|US20100301836 *||Sep 9, 2008||Dec 2, 2010||Socomec S.A.||Device for measuring the intensity of an electric current and electric appliance including such device|
|US20140111190 *||Dec 2, 2011||Apr 24, 2014||Toshiba Toko Meter Systems Co., Ltd.||Current detection device and electricity meter|
|EP1406094A1 *||Apr 17, 2003||Apr 7, 2004||Robert Bosch Gmbh||Current sensor with orthogonal magnetisation|
|U.S. Classification||324/127, 324/117.00R, 336/178|
|International Classification||G01R11/06, G01R15/18, H01F38/30|
|Cooperative Classification||G01R11/06, G01R15/185, H01F38/30|
|European Classification||G01R11/06, H01F38/30, G01R15/18C2|
|Jan 18, 1991||AS||Assignment|
Owner name: SIEMENS AKTIENGESELLSCHAFT, MUNCHEN, FEDERAL REPUB
Free format text: ASSIGNMENT OF ASSIGNORS INTEREST.;ASSIGNORS:SCHWENDTNER, MANFRED;STEINMULLER, GUNTER;DOHMSTREICH, WOLFGANG;REEL/FRAME:005590/0859
Effective date: 19910111
|Jun 27, 1996||FPAY||Fee payment|
Year of fee payment: 4
|Aug 1, 2000||REMI||Maintenance fee reminder mailed|
|Jan 7, 2001||LAPS||Lapse for failure to pay maintenance fees|

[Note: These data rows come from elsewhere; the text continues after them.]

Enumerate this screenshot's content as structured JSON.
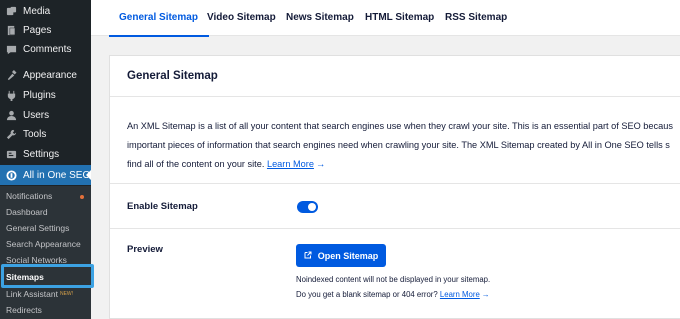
{
  "sidebar": {
    "items": [
      {
        "label": "Media",
        "icon": "media-icon"
      },
      {
        "label": "Pages",
        "icon": "pages-icon"
      },
      {
        "label": "Comments",
        "icon": "comments-icon"
      },
      {
        "label": "Appearance",
        "icon": "appearance-icon"
      },
      {
        "label": "Plugins",
        "icon": "plugins-icon"
      },
      {
        "label": "Users",
        "icon": "users-icon"
      },
      {
        "label": "Tools",
        "icon": "tools-icon"
      },
      {
        "label": "Settings",
        "icon": "settings-icon"
      },
      {
        "label": "All in One SEO",
        "icon": "aioseo-icon"
      }
    ],
    "submenu": [
      {
        "label": "Notifications"
      },
      {
        "label": "Dashboard"
      },
      {
        "label": "General Settings"
      },
      {
        "label": "Search Appearance"
      },
      {
        "label": "Social Networks"
      },
      {
        "label": "Sitemaps"
      },
      {
        "label": "Link Assistant",
        "badge": "NEW!"
      },
      {
        "label": "Redirects"
      }
    ]
  },
  "tabs": [
    {
      "label": "General Sitemap"
    },
    {
      "label": "Video Sitemap"
    },
    {
      "label": "News Sitemap"
    },
    {
      "label": "HTML Sitemap"
    },
    {
      "label": "RSS Sitemap"
    }
  ],
  "card": {
    "title": "General Sitemap",
    "description_lines": [
      "An XML Sitemap is a list of all your content that search engines use when they crawl your site. This is an essential part of SEO becaus",
      "important pieces of information that search engines need when crawling your site. The XML Sitemap created by All in One SEO tells s",
      "find all of the content on your site."
    ],
    "learn_more": "Learn More",
    "arrow": "→",
    "enable_label": "Enable Sitemap",
    "enable_value": true,
    "preview_label": "Preview",
    "open_button": "Open Sitemap",
    "note1": "Noindexed content will not be displayed in your sitemap.",
    "note2": "Do you get a blank sitemap or 404 error?"
  },
  "colors": {
    "accent": "#005ae0",
    "sidebar_bg": "#1d2327",
    "active_menu": "#2271b1",
    "highlight": "#3ca2e3"
  }
}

|Mar 13, 2001||FP||Expired due to failure to pay maintenance fee|
Effective date: 20010105